# What is expected:
Scan the entries below for the word "label" and copy every line where it turns up.

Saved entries

[Start of Attachment]

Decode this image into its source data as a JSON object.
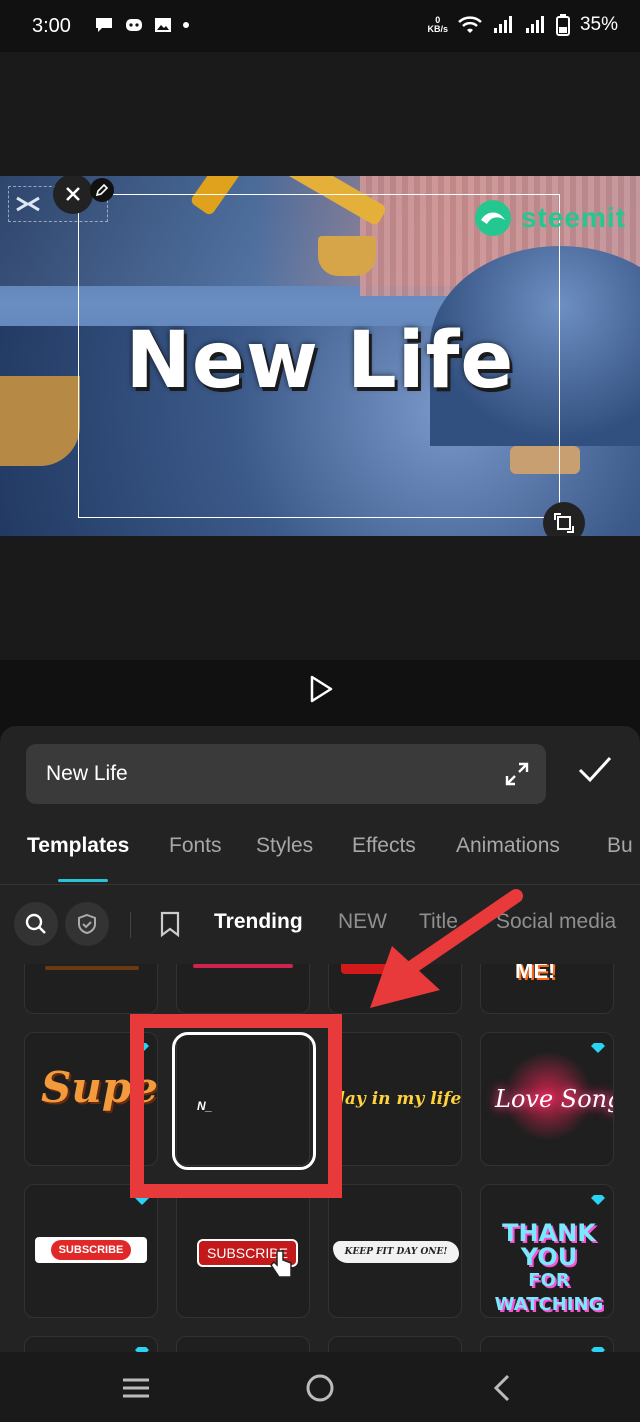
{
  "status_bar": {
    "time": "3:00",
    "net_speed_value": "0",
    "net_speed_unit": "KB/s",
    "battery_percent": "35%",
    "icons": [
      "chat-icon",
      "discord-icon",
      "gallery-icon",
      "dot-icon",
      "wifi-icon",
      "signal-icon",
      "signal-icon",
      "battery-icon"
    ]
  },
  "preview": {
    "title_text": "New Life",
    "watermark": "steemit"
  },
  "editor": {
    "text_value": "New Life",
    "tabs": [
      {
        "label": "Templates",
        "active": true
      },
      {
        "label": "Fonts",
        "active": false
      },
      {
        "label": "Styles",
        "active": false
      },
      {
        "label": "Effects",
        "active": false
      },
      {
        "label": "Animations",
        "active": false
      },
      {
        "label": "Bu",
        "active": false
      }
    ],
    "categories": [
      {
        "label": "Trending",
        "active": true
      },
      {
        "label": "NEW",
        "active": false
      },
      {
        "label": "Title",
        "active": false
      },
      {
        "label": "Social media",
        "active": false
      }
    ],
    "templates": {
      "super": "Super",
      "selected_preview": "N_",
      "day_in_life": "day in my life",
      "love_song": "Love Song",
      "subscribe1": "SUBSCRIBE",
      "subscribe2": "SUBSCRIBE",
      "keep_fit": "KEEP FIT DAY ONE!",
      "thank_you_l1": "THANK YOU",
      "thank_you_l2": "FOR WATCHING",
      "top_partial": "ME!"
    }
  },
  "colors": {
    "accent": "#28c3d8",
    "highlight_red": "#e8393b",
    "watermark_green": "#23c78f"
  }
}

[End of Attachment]

# Your response:
        "label": "Templates",
        "label": "Fonts",
        "label": "Styles",
        "label": "Effects",
        "label": "Animations",
        "label": "Bu",
        "label": "Trending",
        "label": "NEW",
        "label": "Title",
        "label": "Social media",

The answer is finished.